Size & Growth Rate
Stapelianthus are small succulent plants. They don’t get very big. Most of the time, they grow slowly. They have thick stems and may spread out instead of growing tall.
These plants usually reach only a few inches in height. Their slow growth rate means you don’t need to repot them often. They fit well in small spaces like a sunny windowsill.
Stapelianthus plants may face some problems, just like any other plant. These issues can prevent healthy growth. One common problem is rot. This happens when the plant gets too much water. Bugs, like aphids or mealybugs, can also harm your Stapelianthus. They feed on the plant and weaken it.
Another issue is poor flowering. This can occur if the plant doesn’t get enough light or the right care. Stapelianthus needs certain conditions to produce its unique flowers. Without these, the plant may not bloom well. Make sure to give your Stapelianthus the right amount of water, light, and food to avoid these issues.
Toxicity refers to how poisonous a plant is. When a plant is toxic, it means it can cause harm if eaten or sometimes even touched. The Stapelianthus species is generally considered non-toxic. This means it’s safe around humans and pets.
However, it is still important to be cautious. Although Stapelianthus is not known for being poisonous, it’s wise to keep all plants away from children and pets. They might still have a bad reaction if they chew on the plant. Always wash your hands after handling your Stapelianthus, or any plant, to stay safe.
To grow healthy Stapelianthus, you should know some key tips. Use them to make sure your plant thrives.
- Choose a bright spot with indirect sunlight for your plant.
- Water only when the soil feels dry to touch.
- Use a pot with drainage holes to prevent water buildup.
- In colder months, cut down on watering to avoid root rot.
- Repot your Stapelianthus only when necessary, generally every 2-3 years.
- Fertilize sparingly; too much can harm your plant.

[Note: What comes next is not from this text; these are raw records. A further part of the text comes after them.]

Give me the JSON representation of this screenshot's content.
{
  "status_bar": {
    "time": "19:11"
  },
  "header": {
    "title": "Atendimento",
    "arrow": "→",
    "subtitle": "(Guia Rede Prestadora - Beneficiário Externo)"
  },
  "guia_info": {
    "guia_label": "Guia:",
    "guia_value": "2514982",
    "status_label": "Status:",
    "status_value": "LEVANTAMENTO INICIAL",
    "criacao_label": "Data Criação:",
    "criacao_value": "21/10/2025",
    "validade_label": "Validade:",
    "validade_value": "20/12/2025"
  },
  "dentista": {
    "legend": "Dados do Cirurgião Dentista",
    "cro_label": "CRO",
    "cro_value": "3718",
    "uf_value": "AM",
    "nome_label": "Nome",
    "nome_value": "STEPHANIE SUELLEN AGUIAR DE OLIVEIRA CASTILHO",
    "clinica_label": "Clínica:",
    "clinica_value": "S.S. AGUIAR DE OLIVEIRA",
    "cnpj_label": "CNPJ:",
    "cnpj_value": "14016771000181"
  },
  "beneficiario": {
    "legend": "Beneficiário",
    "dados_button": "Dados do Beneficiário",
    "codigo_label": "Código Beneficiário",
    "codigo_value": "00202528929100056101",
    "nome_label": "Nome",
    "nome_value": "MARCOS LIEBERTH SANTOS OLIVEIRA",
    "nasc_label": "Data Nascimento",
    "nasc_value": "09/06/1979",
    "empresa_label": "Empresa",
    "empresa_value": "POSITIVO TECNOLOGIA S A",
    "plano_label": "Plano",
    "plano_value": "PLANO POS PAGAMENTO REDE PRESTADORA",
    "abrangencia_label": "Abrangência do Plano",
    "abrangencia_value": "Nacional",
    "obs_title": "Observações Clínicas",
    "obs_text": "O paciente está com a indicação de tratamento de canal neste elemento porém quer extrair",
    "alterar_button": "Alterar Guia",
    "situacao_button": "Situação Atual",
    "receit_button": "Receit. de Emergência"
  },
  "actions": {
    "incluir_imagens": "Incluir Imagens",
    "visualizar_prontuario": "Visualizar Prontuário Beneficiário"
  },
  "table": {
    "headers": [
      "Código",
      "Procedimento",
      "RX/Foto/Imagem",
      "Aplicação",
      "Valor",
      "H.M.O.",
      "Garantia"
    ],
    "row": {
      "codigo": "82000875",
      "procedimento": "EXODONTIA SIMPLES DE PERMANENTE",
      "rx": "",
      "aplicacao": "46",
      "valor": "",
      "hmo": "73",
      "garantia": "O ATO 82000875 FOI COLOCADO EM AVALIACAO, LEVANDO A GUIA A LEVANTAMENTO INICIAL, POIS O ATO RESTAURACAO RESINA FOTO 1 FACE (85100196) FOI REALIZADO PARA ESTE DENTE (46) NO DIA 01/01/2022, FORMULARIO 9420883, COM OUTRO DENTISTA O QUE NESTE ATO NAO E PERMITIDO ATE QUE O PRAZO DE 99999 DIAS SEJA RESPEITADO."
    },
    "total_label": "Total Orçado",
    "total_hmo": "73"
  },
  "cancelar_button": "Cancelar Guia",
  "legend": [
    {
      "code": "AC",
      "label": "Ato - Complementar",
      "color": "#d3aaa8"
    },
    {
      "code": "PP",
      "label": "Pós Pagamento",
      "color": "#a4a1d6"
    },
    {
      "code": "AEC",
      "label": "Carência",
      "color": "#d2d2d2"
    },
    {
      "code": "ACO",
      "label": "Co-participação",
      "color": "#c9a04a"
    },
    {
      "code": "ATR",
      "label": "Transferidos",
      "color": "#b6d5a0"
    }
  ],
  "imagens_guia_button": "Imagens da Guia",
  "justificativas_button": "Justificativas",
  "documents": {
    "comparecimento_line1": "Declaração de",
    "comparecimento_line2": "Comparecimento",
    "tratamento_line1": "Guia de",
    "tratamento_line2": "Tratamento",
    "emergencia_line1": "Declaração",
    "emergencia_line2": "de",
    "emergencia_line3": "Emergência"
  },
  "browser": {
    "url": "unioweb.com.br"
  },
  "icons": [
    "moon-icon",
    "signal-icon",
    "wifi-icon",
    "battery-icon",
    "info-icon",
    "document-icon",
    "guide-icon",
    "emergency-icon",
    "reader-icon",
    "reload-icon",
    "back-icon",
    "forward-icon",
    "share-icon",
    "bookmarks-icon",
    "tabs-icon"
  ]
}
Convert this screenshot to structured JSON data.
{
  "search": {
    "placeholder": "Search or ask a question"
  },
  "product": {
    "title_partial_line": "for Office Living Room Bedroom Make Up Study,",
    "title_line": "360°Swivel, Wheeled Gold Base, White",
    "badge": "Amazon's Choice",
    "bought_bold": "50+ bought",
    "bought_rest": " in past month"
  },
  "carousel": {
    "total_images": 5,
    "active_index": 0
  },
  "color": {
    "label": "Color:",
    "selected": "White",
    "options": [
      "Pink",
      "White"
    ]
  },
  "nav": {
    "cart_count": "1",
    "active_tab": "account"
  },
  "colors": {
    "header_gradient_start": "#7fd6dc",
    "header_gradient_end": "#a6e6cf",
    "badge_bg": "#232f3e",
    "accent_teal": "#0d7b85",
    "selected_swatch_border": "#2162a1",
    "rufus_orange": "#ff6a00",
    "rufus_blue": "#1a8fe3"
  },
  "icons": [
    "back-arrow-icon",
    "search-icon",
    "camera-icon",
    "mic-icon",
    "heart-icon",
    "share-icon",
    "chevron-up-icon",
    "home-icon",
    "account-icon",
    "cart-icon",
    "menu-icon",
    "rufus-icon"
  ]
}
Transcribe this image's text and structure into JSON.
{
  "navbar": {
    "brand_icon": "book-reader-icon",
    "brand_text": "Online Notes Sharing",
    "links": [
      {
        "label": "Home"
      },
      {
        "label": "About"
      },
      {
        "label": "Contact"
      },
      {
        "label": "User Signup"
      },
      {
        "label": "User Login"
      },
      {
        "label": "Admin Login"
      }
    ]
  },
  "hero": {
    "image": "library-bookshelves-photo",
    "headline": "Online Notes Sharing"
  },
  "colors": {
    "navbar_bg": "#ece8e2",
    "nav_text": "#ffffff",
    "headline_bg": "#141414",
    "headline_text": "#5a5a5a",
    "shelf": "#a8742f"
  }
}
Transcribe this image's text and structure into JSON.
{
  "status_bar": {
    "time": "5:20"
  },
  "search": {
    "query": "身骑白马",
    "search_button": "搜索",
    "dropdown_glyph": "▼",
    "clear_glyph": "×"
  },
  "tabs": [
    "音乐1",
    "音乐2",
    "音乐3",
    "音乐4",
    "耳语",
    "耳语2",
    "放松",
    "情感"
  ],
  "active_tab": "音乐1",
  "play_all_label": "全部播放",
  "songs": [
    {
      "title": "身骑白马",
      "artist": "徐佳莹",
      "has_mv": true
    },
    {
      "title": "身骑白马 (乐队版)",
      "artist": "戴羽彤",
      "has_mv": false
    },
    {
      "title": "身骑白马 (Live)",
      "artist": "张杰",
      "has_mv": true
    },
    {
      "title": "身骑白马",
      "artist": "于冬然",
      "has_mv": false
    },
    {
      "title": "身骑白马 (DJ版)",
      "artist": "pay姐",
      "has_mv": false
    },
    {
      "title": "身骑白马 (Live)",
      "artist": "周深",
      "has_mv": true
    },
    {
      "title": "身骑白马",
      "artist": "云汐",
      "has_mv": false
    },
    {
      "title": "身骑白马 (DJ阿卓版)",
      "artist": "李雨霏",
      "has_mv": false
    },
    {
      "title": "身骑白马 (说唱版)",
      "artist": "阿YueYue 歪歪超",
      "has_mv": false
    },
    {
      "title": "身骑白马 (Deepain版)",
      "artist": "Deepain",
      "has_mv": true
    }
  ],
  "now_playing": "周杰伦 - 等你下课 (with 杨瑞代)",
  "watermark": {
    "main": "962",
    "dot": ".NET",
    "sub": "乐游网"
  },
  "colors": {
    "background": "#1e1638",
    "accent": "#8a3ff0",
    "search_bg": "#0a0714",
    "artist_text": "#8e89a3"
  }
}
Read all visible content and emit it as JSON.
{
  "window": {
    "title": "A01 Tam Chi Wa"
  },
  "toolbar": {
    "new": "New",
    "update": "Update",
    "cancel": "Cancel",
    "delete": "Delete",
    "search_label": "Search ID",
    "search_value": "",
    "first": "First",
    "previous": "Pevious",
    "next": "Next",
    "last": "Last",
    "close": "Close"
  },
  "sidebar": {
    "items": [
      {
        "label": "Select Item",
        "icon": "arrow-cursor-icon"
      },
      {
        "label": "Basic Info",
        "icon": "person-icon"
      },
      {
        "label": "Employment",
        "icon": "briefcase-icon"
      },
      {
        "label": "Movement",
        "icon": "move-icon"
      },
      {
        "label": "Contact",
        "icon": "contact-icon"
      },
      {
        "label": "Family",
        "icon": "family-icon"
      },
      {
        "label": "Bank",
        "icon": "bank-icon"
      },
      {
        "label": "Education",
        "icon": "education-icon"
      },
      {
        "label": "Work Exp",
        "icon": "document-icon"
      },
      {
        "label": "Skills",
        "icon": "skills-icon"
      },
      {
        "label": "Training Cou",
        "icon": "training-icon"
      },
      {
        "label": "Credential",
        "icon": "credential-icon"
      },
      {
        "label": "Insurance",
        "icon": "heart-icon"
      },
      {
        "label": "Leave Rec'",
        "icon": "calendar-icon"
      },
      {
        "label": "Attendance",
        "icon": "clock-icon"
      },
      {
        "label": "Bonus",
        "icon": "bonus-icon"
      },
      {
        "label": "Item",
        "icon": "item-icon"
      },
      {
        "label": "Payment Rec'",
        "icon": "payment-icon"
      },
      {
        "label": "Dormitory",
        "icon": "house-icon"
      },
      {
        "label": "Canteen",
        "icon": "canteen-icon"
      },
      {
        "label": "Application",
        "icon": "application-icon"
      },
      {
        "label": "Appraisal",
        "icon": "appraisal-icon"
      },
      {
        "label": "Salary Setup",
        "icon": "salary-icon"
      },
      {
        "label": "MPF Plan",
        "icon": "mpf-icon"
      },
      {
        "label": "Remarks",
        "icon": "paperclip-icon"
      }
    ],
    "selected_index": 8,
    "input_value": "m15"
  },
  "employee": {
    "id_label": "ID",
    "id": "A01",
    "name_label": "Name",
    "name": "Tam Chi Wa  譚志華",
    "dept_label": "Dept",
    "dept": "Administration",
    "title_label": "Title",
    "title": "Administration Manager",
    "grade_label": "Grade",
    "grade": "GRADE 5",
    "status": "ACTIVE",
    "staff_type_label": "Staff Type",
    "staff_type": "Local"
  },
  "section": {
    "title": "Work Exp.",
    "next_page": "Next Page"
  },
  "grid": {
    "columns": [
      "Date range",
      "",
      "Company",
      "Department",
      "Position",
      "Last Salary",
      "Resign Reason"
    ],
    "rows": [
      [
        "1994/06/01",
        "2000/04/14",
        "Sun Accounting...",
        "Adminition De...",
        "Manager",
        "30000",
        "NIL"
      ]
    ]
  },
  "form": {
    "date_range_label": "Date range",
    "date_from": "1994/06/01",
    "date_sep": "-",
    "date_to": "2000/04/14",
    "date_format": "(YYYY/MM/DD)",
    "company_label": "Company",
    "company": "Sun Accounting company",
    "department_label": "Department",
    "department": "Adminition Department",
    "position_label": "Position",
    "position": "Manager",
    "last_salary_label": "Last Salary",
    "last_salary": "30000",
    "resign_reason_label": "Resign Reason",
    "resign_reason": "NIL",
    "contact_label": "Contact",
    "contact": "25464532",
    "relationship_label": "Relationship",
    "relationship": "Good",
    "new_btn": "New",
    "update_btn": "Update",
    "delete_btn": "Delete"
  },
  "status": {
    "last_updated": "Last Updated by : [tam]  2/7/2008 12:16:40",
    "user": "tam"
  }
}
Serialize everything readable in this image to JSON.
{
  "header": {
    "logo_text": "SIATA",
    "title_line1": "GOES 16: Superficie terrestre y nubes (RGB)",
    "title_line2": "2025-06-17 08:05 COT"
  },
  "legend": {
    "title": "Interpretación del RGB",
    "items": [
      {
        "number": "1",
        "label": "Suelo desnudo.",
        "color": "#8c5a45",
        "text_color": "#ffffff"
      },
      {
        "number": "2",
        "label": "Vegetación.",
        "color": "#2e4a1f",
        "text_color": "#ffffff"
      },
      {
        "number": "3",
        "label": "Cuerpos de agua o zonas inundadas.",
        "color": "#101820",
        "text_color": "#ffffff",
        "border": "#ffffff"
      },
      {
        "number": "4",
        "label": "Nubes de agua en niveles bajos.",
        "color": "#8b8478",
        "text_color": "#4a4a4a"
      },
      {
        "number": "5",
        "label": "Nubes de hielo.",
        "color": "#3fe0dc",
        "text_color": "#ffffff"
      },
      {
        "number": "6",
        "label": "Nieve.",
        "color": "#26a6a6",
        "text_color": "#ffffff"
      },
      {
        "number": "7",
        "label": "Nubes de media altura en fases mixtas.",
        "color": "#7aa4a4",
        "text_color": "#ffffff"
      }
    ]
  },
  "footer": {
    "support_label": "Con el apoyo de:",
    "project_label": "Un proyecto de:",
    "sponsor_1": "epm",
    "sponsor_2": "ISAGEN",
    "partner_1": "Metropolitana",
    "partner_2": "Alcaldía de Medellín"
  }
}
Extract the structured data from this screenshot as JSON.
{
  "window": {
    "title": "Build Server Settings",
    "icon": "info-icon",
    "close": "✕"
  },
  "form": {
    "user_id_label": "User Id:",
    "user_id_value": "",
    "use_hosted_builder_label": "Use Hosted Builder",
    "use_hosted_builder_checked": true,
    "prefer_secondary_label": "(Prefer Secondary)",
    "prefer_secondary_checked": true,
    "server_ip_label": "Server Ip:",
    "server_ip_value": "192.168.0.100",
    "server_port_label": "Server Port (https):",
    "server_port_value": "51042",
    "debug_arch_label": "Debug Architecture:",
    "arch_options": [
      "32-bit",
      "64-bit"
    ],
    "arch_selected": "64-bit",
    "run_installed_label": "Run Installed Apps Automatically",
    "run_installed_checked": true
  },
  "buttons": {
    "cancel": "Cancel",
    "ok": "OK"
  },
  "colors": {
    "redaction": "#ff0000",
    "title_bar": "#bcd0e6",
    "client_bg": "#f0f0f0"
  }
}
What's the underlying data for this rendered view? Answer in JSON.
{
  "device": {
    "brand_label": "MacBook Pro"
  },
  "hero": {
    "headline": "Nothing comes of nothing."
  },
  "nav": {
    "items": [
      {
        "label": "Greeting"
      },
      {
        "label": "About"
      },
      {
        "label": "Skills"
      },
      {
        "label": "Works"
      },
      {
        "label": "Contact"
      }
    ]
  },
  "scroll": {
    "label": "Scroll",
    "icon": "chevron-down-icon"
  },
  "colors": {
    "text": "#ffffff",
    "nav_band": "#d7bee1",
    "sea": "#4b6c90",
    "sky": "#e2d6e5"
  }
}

- Keep an eye out for pests and deal with them quickly.
- Use gloves when handling the plant, as it may have sharp parts.
- Enjoy your Stapelianthus by giving it the care it prefers.